**Task details:** Tally up the lines in the material where the word "activity" appears, then give the total and nothing else.

**Recorded information:**
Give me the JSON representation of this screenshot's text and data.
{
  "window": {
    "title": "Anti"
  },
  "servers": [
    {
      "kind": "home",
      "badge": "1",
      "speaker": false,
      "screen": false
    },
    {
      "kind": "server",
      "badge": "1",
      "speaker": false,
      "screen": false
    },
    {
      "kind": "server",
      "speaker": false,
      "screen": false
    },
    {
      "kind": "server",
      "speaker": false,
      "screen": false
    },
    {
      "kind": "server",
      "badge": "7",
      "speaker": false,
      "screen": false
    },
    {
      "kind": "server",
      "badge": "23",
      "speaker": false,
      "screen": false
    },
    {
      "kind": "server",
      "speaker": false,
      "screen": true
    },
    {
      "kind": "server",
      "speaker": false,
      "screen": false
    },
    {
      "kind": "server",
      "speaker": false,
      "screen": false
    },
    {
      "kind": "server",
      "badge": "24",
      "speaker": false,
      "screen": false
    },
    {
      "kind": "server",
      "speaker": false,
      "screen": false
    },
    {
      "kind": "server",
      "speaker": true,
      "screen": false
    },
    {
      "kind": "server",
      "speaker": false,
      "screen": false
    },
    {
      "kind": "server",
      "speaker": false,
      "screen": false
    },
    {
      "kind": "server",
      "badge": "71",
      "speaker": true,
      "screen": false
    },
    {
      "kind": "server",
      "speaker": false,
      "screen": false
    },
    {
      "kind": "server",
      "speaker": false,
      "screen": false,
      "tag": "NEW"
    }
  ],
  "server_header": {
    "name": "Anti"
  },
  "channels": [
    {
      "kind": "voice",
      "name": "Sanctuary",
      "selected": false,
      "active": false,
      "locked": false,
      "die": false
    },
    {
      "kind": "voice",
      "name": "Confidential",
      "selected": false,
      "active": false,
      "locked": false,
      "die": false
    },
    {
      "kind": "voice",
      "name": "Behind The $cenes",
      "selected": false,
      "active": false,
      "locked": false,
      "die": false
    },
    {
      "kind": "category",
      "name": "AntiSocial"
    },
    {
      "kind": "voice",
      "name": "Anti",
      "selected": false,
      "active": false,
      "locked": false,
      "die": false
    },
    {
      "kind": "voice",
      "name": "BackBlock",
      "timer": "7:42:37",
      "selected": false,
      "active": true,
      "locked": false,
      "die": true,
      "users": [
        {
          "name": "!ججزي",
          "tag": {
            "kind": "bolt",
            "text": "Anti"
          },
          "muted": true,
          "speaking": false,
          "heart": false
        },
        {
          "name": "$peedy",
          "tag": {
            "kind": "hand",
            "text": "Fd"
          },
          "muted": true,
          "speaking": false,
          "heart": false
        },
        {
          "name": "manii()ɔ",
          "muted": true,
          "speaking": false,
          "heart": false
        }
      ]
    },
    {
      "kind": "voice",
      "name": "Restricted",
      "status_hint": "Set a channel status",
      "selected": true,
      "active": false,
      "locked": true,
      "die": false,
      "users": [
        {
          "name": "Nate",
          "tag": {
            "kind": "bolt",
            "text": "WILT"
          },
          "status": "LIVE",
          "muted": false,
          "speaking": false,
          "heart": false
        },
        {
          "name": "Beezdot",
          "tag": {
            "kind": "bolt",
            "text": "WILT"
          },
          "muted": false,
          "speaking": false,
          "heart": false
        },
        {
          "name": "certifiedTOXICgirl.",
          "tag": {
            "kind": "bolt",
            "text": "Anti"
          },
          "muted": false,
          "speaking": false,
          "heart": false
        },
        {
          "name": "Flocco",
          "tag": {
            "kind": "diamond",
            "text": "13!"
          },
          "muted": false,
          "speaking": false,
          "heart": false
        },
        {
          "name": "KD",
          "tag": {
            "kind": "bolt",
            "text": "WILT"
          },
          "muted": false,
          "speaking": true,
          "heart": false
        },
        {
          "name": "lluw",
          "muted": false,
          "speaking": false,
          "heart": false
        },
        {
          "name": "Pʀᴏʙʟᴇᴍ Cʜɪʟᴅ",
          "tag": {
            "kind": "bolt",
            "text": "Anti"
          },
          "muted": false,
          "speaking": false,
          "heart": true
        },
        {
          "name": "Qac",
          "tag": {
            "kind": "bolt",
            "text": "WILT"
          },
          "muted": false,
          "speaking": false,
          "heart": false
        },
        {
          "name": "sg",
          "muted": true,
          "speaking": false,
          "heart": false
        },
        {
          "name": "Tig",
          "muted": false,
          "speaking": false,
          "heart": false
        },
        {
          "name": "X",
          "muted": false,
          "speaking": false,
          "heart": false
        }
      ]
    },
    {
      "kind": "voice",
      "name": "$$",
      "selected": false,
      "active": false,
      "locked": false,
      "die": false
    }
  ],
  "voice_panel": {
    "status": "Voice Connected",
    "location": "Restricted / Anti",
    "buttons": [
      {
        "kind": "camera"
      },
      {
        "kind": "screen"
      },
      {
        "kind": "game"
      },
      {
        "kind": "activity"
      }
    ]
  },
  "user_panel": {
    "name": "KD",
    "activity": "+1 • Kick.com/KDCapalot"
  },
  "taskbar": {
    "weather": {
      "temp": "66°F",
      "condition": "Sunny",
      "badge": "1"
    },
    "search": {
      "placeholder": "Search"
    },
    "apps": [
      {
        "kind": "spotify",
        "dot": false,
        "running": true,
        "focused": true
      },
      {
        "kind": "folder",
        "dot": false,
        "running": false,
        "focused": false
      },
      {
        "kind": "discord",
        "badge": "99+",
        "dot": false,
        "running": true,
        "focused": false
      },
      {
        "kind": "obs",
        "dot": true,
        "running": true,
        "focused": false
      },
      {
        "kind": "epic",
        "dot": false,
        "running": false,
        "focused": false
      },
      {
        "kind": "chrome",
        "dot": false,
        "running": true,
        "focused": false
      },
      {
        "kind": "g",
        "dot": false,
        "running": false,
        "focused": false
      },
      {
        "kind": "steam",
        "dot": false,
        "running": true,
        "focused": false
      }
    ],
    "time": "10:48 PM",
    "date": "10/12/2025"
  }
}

**Your solution:** 2